__What the exercise asks__
Starting at the line that contains "Extract the structured", write out each line exactly through the last one in the material below, and nothing more; omit all pictures.

__Exercise materials__
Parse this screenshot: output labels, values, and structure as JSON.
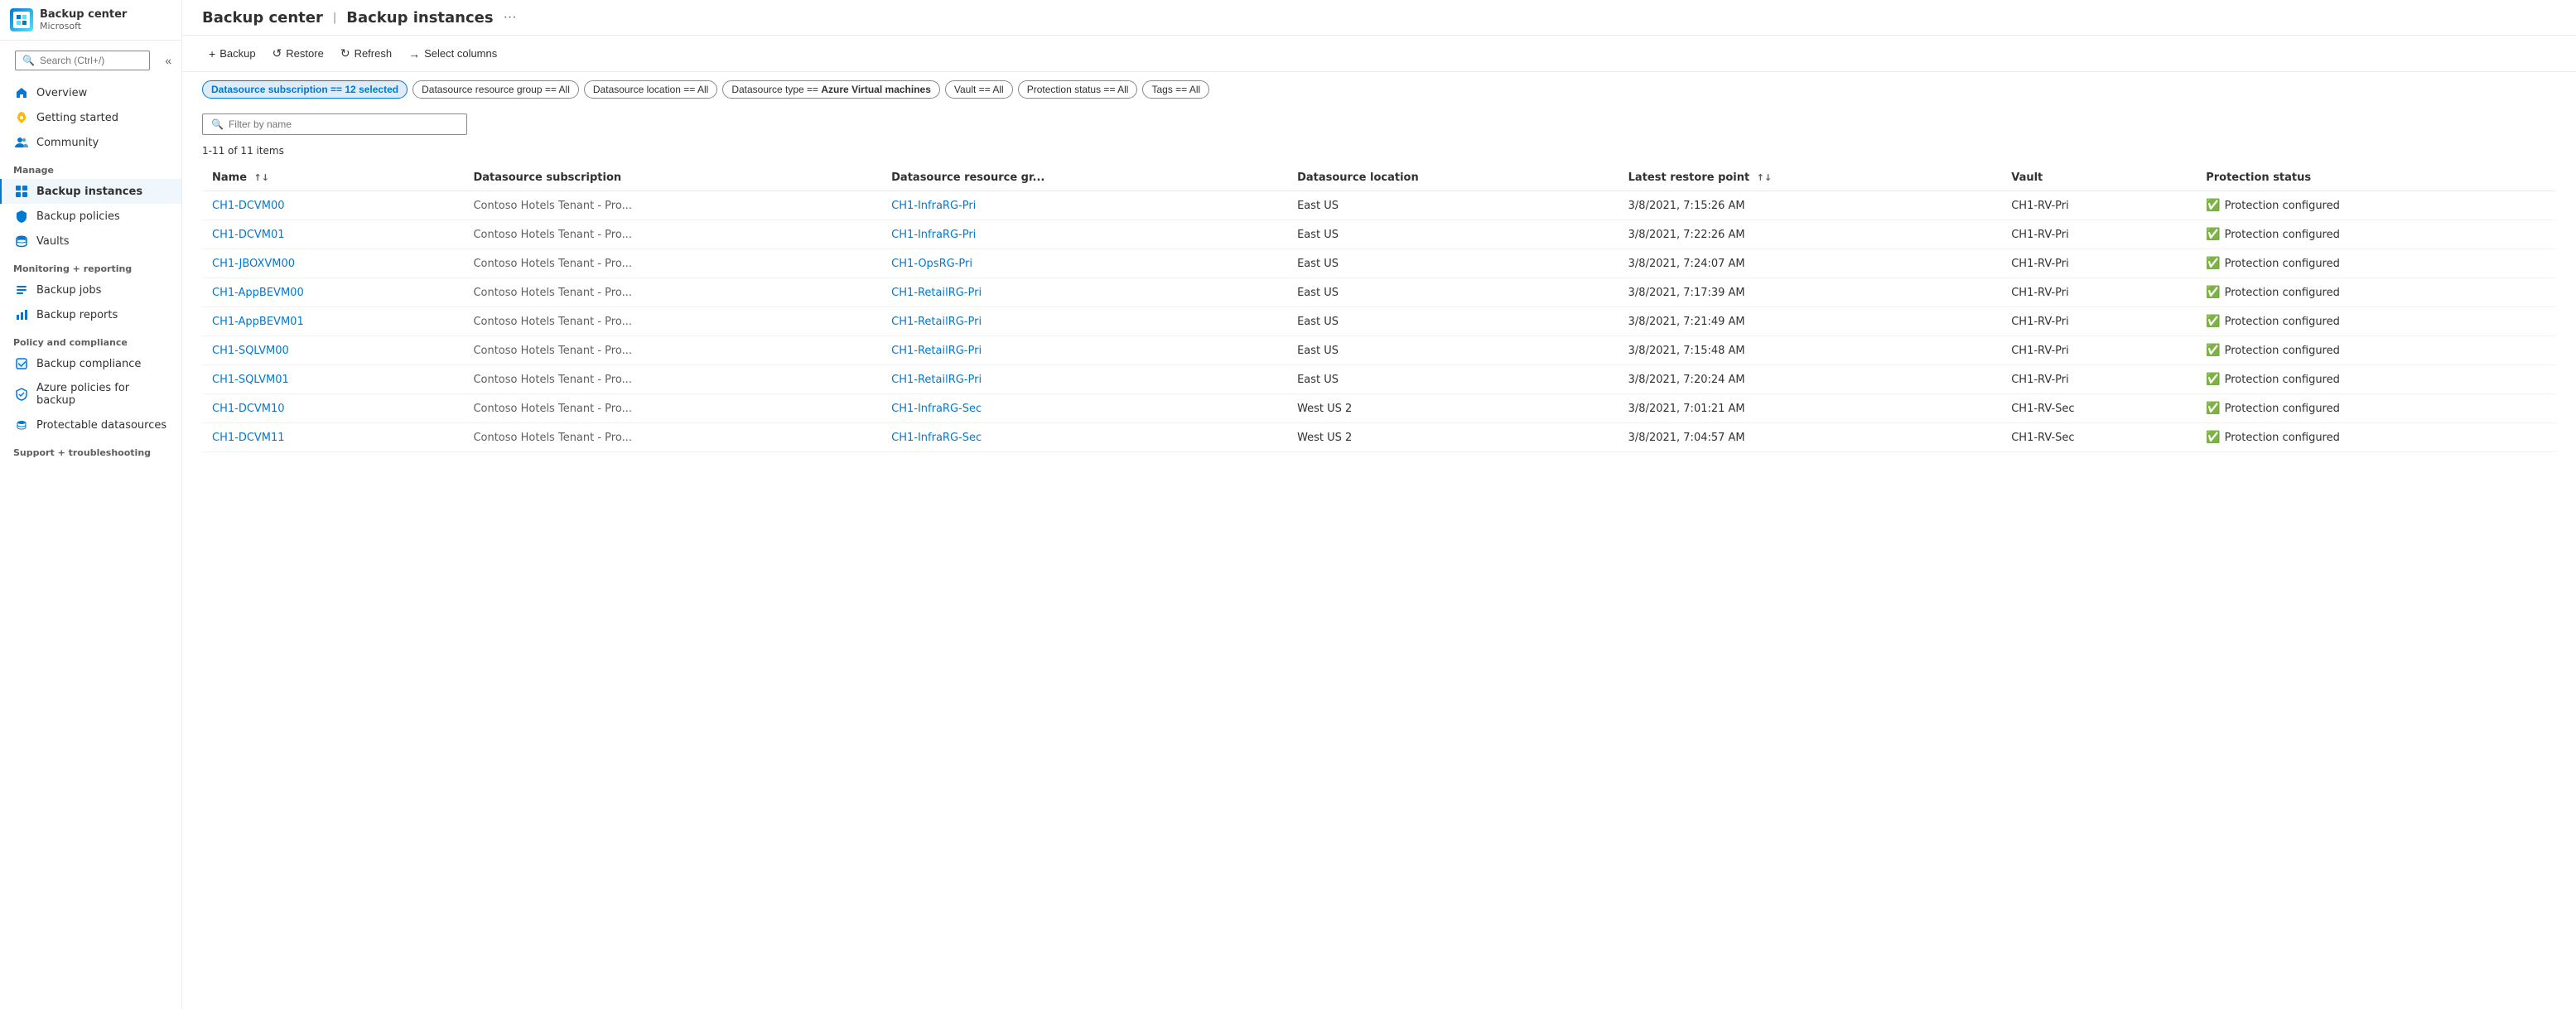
{
  "app": {
    "title": "Backup center",
    "subtitle": "Microsoft",
    "page": "Backup instances"
  },
  "sidebar": {
    "search_placeholder": "Search (Ctrl+/)",
    "nav_items": [
      {
        "id": "overview",
        "label": "Overview",
        "icon": "home"
      },
      {
        "id": "getting-started",
        "label": "Getting started",
        "icon": "rocket"
      },
      {
        "id": "community",
        "label": "Community",
        "icon": "people"
      }
    ],
    "sections": [
      {
        "label": "Manage",
        "items": [
          {
            "id": "backup-instances",
            "label": "Backup instances",
            "icon": "grid",
            "active": true
          },
          {
            "id": "backup-policies",
            "label": "Backup policies",
            "icon": "shield"
          },
          {
            "id": "vaults",
            "label": "Vaults",
            "icon": "database"
          }
        ]
      },
      {
        "label": "Monitoring + reporting",
        "items": [
          {
            "id": "backup-jobs",
            "label": "Backup jobs",
            "icon": "list"
          },
          {
            "id": "backup-reports",
            "label": "Backup reports",
            "icon": "chart"
          }
        ]
      },
      {
        "label": "Policy and compliance",
        "items": [
          {
            "id": "backup-compliance",
            "label": "Backup compliance",
            "icon": "check"
          },
          {
            "id": "azure-policies",
            "label": "Azure policies for backup",
            "icon": "policy"
          },
          {
            "id": "protectable-datasources",
            "label": "Protectable datasources",
            "icon": "data"
          }
        ]
      },
      {
        "label": "Support + troubleshooting",
        "items": []
      }
    ]
  },
  "toolbar": {
    "backup_label": "+ Backup",
    "restore_label": "Restore",
    "refresh_label": "Refresh",
    "select_columns_label": "Select columns"
  },
  "filters": [
    {
      "id": "datasource-sub",
      "label": "Datasource subscription == 12 selected",
      "active": true
    },
    {
      "id": "datasource-rg",
      "label": "Datasource resource group == All",
      "active": false
    },
    {
      "id": "datasource-location",
      "label": "Datasource location == All",
      "active": false
    },
    {
      "id": "datasource-type",
      "label": "Datasource type == Azure Virtual machines",
      "active": false
    },
    {
      "id": "vault",
      "label": "Vault == All",
      "active": false
    },
    {
      "id": "protection-status",
      "label": "Protection status == All",
      "active": false
    },
    {
      "id": "tags",
      "label": "Tags == All",
      "active": false
    }
  ],
  "filter_placeholder": "Filter by name",
  "items_count": "1-11 of 11 items",
  "table": {
    "columns": [
      {
        "id": "name",
        "label": "Name",
        "sortable": true
      },
      {
        "id": "datasource-sub",
        "label": "Datasource subscription",
        "sortable": false
      },
      {
        "id": "datasource-rg",
        "label": "Datasource resource gr...",
        "sortable": false
      },
      {
        "id": "datasource-loc",
        "label": "Datasource location",
        "sortable": false
      },
      {
        "id": "latest-restore",
        "label": "Latest restore point",
        "sortable": true
      },
      {
        "id": "vault",
        "label": "Vault",
        "sortable": false
      },
      {
        "id": "protection-status",
        "label": "Protection status",
        "sortable": false
      }
    ],
    "rows": [
      {
        "name": "CH1-DCVM00",
        "datasource_sub": "Contoso Hotels Tenant - Pro...",
        "datasource_rg": "CH1-InfraRG-Pri",
        "datasource_loc": "East US",
        "latest_restore": "3/8/2021, 7:15:26 AM",
        "vault": "CH1-RV-Pri",
        "protection_status": "Protection configured"
      },
      {
        "name": "CH1-DCVM01",
        "datasource_sub": "Contoso Hotels Tenant - Pro...",
        "datasource_rg": "CH1-InfraRG-Pri",
        "datasource_loc": "East US",
        "latest_restore": "3/8/2021, 7:22:26 AM",
        "vault": "CH1-RV-Pri",
        "protection_status": "Protection configured"
      },
      {
        "name": "CH1-JBOXVM00",
        "datasource_sub": "Contoso Hotels Tenant - Pro...",
        "datasource_rg": "CH1-OpsRG-Pri",
        "datasource_loc": "East US",
        "latest_restore": "3/8/2021, 7:24:07 AM",
        "vault": "CH1-RV-Pri",
        "protection_status": "Protection configured"
      },
      {
        "name": "CH1-AppBEVM00",
        "datasource_sub": "Contoso Hotels Tenant - Pro...",
        "datasource_rg": "CH1-RetailRG-Pri",
        "datasource_loc": "East US",
        "latest_restore": "3/8/2021, 7:17:39 AM",
        "vault": "CH1-RV-Pri",
        "protection_status": "Protection configured"
      },
      {
        "name": "CH1-AppBEVM01",
        "datasource_sub": "Contoso Hotels Tenant - Pro...",
        "datasource_rg": "CH1-RetailRG-Pri",
        "datasource_loc": "East US",
        "latest_restore": "3/8/2021, 7:21:49 AM",
        "vault": "CH1-RV-Pri",
        "protection_status": "Protection configured"
      },
      {
        "name": "CH1-SQLVM00",
        "datasource_sub": "Contoso Hotels Tenant - Pro...",
        "datasource_rg": "CH1-RetailRG-Pri",
        "datasource_loc": "East US",
        "latest_restore": "3/8/2021, 7:15:48 AM",
        "vault": "CH1-RV-Pri",
        "protection_status": "Protection configured"
      },
      {
        "name": "CH1-SQLVM01",
        "datasource_sub": "Contoso Hotels Tenant - Pro...",
        "datasource_rg": "CH1-RetailRG-Pri",
        "datasource_loc": "East US",
        "latest_restore": "3/8/2021, 7:20:24 AM",
        "vault": "CH1-RV-Pri",
        "protection_status": "Protection configured"
      },
      {
        "name": "CH1-DCVM10",
        "datasource_sub": "Contoso Hotels Tenant - Pro...",
        "datasource_rg": "CH1-InfraRG-Sec",
        "datasource_loc": "West US 2",
        "latest_restore": "3/8/2021, 7:01:21 AM",
        "vault": "CH1-RV-Sec",
        "protection_status": "Protection configured"
      },
      {
        "name": "CH1-DCVM11",
        "datasource_sub": "Contoso Hotels Tenant - Pro...",
        "datasource_rg": "CH1-InfraRG-Sec",
        "datasource_loc": "West US 2",
        "latest_restore": "3/8/2021, 7:04:57 AM",
        "vault": "CH1-RV-Sec",
        "protection_status": "Protection configured"
      }
    ]
  }
}
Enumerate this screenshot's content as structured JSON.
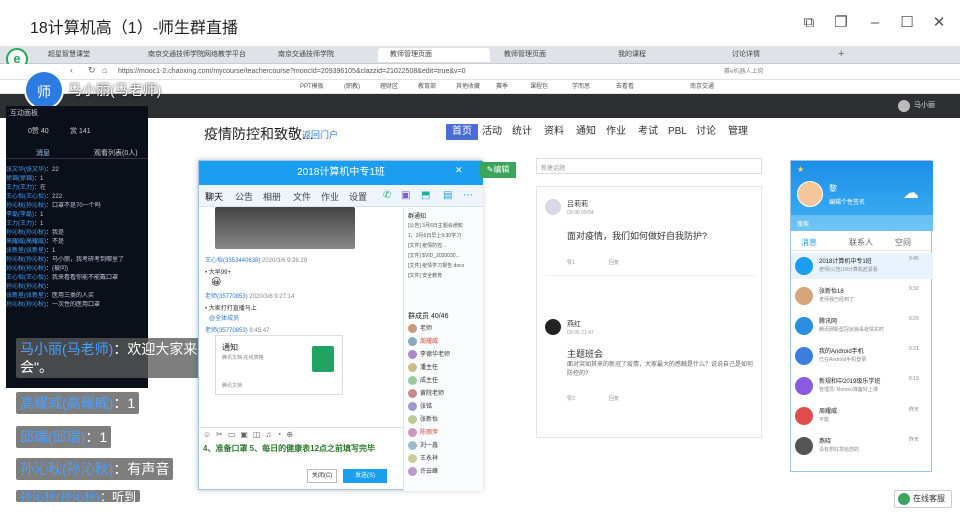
{
  "window": {
    "title": "18计算机高（1）-师生群直播"
  },
  "browser": {
    "tabs": [
      "超星智慧课堂",
      "南京交通技师学院网络教学平台",
      "南京交通技师学院",
      "教师管理页面",
      "教师管理页面",
      "我的课程",
      "讨论详情"
    ],
    "url": "https://mooc1-2.chaoxing.com/mycourse/teachercourse?moocId=209396105&clazzid=21022508&edit=true&v=0",
    "search_placeholder": "赛e机器人上岗",
    "bookmarks": [
      "PPT模板",
      "(职教)",
      "理财区",
      "教育部",
      "其他收藏",
      "赛季",
      "课程包",
      "学而思",
      "去看看",
      "南京交通"
    ]
  },
  "live": {
    "avatar_text": "师",
    "presenter": "马小丽(马老师)",
    "overlay": [
      {
        "name": "马小丽(马老师)",
        "text": "：欢迎大家来观看直播，\"3.6主题班会\"。"
      },
      {
        "name": "高耀威(高耀威)",
        "text": "：1"
      },
      {
        "name": "邱瑞(邱瑞)",
        "text": "：1"
      },
      {
        "name": "孙沁秋(孙沁秋)",
        "text": "：有声音"
      },
      {
        "name": "孙沁秋(孙沁秋)",
        "text": "：听到"
      }
    ]
  },
  "interaction_panel": {
    "title": "互动面板",
    "likes": "0赞 40",
    "gifts": "赏 141",
    "tabs": [
      "消息",
      "观看列表(0人)"
    ],
    "messages": [
      {
        "name": "张文华(张文华)",
        "text": "22"
      },
      {
        "name": "徐锦(徐锦)",
        "text": "1"
      },
      {
        "name": "王力(王力)",
        "text": "在"
      },
      {
        "name": "王心怡(王心怡)",
        "text": "222"
      },
      {
        "name": "孙沁秋(孙沁秋)",
        "text": "口罩不是70一个吗"
      },
      {
        "name": "李磊(李磊)",
        "text": "1"
      },
      {
        "name": "王力(王力)",
        "text": "1"
      },
      {
        "name": "孙沁秋(孙沁秋)",
        "text": "我是"
      },
      {
        "name": "高耀威(高耀威)",
        "text": "不是"
      },
      {
        "name": "张新星(张新星)",
        "text": "1"
      },
      {
        "name": "孙沁秋(孙沁秋)",
        "text": "马小丽，我考研考到哪里了"
      },
      {
        "name": "孙沁秋(孙沁秋)",
        "text": "(被问)"
      },
      {
        "name": "王心怡(王心怡)",
        "text": "我来看看你能不能戴口罩"
      },
      {
        "name": "孙沁秋(孙沁秋)",
        "text": ""
      },
      {
        "name": "张新星(张新星)",
        "text": "医用三类的人买"
      },
      {
        "name": "孙沁秋(孙沁秋)",
        "text": "一次性的医用口罩"
      }
    ]
  },
  "site": {
    "course_title": "疫情防控和致敬...",
    "course_sub": "返回门户",
    "nav": [
      "首页",
      "活动",
      "统计",
      "资料",
      "通知",
      "作业",
      "考试",
      "PBL",
      "讨论",
      "管理"
    ],
    "user": "马小丽"
  },
  "qq_group": {
    "title": "2018计算机中专1班",
    "tabs": [
      "聊天",
      "公告",
      "相册",
      "文件",
      "作业",
      "设置"
    ],
    "messages": [
      {
        "name": "王心怡(3353440638)",
        "time": "2020/3/6 9:26:29",
        "text": "• 大早99+"
      },
      {
        "name": "老师(35770853)",
        "time": "2020/3/6 9:27:14",
        "text": "• 大家打打直播马上"
      },
      {
        "name": "老师(35770853)",
        "time": "9:45:47",
        "text": "@全体成员"
      }
    ],
    "file_card": {
      "name": "通知",
      "source": "腾讯文档-在线表格",
      "footer": "腾讯文档"
    },
    "input_text": "4、准备口罩    5、每日的健康表12点之前填写完毕",
    "notice_title": "群通知",
    "notices": [
      "[公告] 3月6日主题会通知",
      "1、3月6日早上9:30学习",
      "[文件] 疫情防控...",
      "[文件] $VID_2020030...",
      "[文件] 疫情学习报告.docx",
      "[文件] 安全教育"
    ],
    "members_label": "群成员 40/46",
    "members": [
      "老师",
      "周耀威",
      "李德华老师",
      "潘主任",
      "成主任",
      "黄院老师",
      "张铭",
      "张新怡",
      "陈丽萍",
      "刘一鑫",
      "王永祥",
      "许云峰"
    ],
    "close_label": "关闭(C)",
    "send_label": "发送(S)"
  },
  "discussion": {
    "search_placeholder": "新建话题",
    "posts": [
      {
        "author": "吕莉莉",
        "date": "03-06 09:54",
        "title": "面对疫情，我们如何做好自我防护?",
        "body": "",
        "likes": "赞1",
        "replies": "回复"
      },
      {
        "author": "燕红",
        "date": "03-05 21:47",
        "title": "主题班会",
        "body": "面对突如其来的新冠了疫情，大家最大的感触是什么？说说自己是如何防控的?",
        "likes": "赞2",
        "replies": "回复"
      }
    ]
  },
  "qq_main": {
    "nickname": "黎",
    "signature": "编辑个性签名",
    "search_placeholder": "搜索",
    "tabs": [
      "消息",
      "联系人",
      "空间"
    ],
    "contacts": [
      {
        "name": "2018计算机中专1班",
        "msg": "老师(公告)18计算机赶紧看",
        "time": "9:45"
      },
      {
        "name": "张新怡18",
        "msg": "老师我已经到了",
        "time": "9:32"
      },
      {
        "name": "腾讯网",
        "msg": "腾讯网新型冠状病毒疫情实时",
        "time": "9:29"
      },
      {
        "name": "我的Android手机",
        "msg": "已在Android手机登录",
        "time": "9:21"
      },
      {
        "name": "新规和中2019级乐学班",
        "msg": "管理员: Romeo准备好上课",
        "time": "8:19"
      },
      {
        "name": "周耀威",
        "msg": "不能",
        "time": "昨天"
      },
      {
        "name": "燕晓",
        "msg": "没有想好发给您的",
        "time": "昨天"
      }
    ]
  },
  "helper": {
    "label": "在线客服"
  }
}
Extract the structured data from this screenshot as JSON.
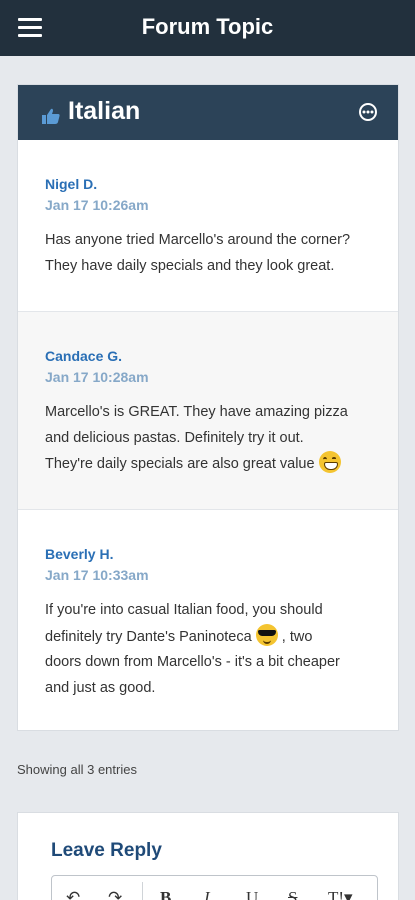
{
  "app": {
    "title": "Forum Topic"
  },
  "topic": {
    "title": "Italian",
    "icon": "thumbs-up-icon",
    "options_icon": "options-icon"
  },
  "posts": [
    {
      "author": "Nigel D.",
      "time": "Jan 17 10:26am",
      "lines": [
        "Has anyone tried Marcello's around the corner?",
        "They have daily specials and they look great."
      ]
    },
    {
      "author": "Candace G.",
      "time": "Jan 17 10:28am",
      "lines": [
        "Marcello's is GREAT. They have amazing pizza",
        "and delicious pastas. Definitely try it out.",
        "They're daily specials are also great value"
      ],
      "emoji": "grinning-face"
    },
    {
      "author": "Beverly H.",
      "time": "Jan 17 10:33am",
      "lines": [
        "If you're into casual Italian food, you should",
        "definitely try Dante's Paninoteca",
        ", two",
        "doors down from Marcello's - it's a bit cheaper",
        "and just as good."
      ],
      "emoji": "sunglasses-face"
    }
  ],
  "entries_text": "Showing all 3 entries",
  "reply": {
    "title": "Leave Reply",
    "toolbar": {
      "undo": "↶",
      "redo": "↷",
      "bold": "B",
      "italic": "I",
      "underline": "U",
      "strike": "S",
      "textsize": "T!▾"
    }
  },
  "colors": {
    "topbar": "#22303d",
    "topic_header": "#2c4358",
    "author": "#2a6fb5",
    "time": "#86a8c8",
    "background": "#e6e9ed"
  }
}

__Task response__
Extract the structured data from this screenshot as JSON.
{
  "app": {
    "title": "Forum Topic"
  },
  "topic": {
    "title": "Italian",
    "icon": "thumbs-up-icon",
    "options_icon": "options-icon"
  },
  "posts": [
    {
      "author": "Nigel D.",
      "time": "Jan 17 10:26am",
      "lines": [
        "Has anyone tried Marcello's around the corner?",
        "They have daily specials and they look great."
      ]
    },
    {
      "author": "Candace G.",
      "time": "Jan 17 10:28am",
      "lines": [
        "Marcello's is GREAT. They have amazing pizza",
        "and delicious pastas. Definitely try it out.",
        "They're daily specials are also great value"
      ],
      "emoji": "grinning-face"
    },
    {
      "author": "Beverly H.",
      "time": "Jan 17 10:33am",
      "lines": [
        "If you're into casual Italian food, you should",
        "definitely try Dante's Paninoteca",
        ", two",
        "doors down from Marcello's - it's a bit cheaper",
        "and just as good."
      ],
      "emoji": "sunglasses-face"
    }
  ],
  "entries_text": "Showing all 3 entries",
  "reply": {
    "title": "Leave Reply",
    "toolbar": {
      "undo": "↶",
      "redo": "↷",
      "bold": "B",
      "italic": "I",
      "underline": "U",
      "strike": "S",
      "textsize": "T!▾"
    }
  },
  "colors": {
    "topbar": "#22303d",
    "topic_header": "#2c4358",
    "author": "#2a6fb5",
    "time": "#86a8c8",
    "background": "#e6e9ed"
  }
}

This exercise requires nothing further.